Scan the records that follow, and whenever a line has the word "Терминатор", copy it.

• **RECORD EXCERPTS**:
-.-.-
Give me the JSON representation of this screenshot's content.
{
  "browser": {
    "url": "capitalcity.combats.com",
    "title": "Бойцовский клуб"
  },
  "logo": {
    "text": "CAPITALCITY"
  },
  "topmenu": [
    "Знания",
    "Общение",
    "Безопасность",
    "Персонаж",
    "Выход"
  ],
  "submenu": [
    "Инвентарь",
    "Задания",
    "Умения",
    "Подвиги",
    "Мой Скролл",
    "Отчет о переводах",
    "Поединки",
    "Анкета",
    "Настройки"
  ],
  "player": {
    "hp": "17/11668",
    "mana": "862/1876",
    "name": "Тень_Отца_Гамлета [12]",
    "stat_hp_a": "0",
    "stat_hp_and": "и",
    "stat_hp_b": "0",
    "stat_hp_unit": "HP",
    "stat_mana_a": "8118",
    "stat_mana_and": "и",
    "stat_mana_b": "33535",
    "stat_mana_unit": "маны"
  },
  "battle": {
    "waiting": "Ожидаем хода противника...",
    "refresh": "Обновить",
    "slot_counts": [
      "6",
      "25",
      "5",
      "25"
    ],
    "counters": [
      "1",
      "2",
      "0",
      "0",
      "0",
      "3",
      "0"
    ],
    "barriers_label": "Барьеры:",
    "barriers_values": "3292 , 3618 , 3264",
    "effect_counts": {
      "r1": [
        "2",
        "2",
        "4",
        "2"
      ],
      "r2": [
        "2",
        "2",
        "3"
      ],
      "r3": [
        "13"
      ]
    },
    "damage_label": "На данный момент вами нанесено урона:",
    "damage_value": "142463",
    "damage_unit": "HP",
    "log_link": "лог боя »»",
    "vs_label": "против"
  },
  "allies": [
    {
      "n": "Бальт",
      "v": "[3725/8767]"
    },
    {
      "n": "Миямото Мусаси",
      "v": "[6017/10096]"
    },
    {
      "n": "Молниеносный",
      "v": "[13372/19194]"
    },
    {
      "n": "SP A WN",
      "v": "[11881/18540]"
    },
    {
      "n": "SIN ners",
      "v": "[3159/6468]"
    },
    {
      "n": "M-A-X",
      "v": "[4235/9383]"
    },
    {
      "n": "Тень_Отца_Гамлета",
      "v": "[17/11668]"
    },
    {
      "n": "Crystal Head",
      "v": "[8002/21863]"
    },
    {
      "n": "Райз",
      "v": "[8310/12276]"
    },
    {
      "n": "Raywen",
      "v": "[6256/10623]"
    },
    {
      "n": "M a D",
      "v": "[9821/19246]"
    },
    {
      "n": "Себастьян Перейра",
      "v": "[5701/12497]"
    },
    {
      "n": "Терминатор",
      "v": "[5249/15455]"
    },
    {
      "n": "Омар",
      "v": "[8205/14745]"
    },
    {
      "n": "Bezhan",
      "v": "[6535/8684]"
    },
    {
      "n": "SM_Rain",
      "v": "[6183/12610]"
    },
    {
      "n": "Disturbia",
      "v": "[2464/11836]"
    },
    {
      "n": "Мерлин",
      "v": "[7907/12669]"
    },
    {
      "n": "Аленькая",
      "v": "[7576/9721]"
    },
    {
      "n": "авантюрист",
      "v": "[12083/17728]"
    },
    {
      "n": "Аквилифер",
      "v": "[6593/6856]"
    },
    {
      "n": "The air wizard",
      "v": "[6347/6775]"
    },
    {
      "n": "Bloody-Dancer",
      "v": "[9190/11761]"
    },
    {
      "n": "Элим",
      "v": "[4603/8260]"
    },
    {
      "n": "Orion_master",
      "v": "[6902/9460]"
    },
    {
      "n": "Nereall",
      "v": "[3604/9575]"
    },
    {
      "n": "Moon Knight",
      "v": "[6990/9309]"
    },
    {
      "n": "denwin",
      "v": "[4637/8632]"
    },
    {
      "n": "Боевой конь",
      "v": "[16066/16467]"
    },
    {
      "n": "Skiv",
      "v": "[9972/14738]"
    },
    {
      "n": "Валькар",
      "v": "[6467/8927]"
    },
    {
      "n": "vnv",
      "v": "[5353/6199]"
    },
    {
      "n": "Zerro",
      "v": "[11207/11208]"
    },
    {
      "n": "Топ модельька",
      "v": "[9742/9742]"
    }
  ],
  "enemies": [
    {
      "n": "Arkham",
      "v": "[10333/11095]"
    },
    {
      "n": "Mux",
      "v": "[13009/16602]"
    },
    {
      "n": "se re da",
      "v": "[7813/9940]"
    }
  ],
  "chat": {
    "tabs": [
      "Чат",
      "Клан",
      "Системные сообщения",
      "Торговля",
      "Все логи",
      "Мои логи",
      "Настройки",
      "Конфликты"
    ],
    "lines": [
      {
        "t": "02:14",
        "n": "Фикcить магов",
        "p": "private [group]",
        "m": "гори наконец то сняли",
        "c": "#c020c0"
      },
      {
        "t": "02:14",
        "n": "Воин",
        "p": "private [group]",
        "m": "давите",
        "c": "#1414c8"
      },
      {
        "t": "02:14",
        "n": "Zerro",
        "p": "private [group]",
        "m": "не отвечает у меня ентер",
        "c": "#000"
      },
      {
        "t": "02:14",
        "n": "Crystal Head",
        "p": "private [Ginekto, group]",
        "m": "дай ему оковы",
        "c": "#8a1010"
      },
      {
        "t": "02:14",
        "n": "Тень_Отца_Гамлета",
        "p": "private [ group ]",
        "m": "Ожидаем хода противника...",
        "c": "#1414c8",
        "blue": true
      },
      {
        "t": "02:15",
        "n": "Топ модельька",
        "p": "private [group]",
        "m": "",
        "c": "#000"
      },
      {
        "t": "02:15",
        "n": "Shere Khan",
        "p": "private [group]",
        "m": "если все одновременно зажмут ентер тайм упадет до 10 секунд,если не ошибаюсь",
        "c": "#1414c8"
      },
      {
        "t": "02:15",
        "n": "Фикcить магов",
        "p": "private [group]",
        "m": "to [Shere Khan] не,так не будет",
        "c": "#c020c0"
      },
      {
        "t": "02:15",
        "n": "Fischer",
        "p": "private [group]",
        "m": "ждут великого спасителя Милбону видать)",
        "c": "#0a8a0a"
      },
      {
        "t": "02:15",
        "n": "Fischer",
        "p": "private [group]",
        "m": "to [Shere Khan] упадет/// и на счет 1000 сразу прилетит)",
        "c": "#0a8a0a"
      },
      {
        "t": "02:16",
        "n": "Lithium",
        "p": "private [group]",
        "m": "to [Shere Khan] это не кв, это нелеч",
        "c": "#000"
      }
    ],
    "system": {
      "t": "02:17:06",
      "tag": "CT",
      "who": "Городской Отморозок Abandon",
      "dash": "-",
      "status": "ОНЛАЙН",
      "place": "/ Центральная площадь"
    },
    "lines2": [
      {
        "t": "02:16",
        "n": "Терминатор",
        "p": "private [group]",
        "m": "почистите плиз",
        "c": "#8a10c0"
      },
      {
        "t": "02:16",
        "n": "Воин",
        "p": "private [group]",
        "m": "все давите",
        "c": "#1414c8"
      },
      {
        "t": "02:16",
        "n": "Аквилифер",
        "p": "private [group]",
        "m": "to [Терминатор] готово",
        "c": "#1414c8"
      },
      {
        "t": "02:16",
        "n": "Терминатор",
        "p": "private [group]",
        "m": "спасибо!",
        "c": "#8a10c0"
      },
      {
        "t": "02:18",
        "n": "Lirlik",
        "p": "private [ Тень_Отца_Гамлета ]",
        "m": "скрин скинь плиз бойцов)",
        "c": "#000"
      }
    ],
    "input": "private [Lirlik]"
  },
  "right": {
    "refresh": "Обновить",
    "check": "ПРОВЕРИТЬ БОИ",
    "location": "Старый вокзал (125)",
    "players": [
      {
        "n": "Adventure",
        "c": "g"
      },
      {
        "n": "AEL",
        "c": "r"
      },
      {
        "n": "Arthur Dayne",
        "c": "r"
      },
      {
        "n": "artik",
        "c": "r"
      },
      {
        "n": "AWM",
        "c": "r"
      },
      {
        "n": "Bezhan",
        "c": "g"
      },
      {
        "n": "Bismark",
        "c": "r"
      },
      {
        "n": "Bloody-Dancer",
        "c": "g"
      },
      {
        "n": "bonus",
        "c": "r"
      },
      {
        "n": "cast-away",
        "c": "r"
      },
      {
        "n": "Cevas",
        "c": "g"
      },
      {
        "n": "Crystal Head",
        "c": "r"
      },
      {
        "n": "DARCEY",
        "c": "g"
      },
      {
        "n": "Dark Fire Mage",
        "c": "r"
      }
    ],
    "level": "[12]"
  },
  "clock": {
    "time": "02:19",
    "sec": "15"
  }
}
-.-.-
• **RESULT OF THIS TASK**:
      "n": "Терминатор",
        "n": "Терминатор",
        "m": "to [Терминатор] готово",
        "n": "Терминатор",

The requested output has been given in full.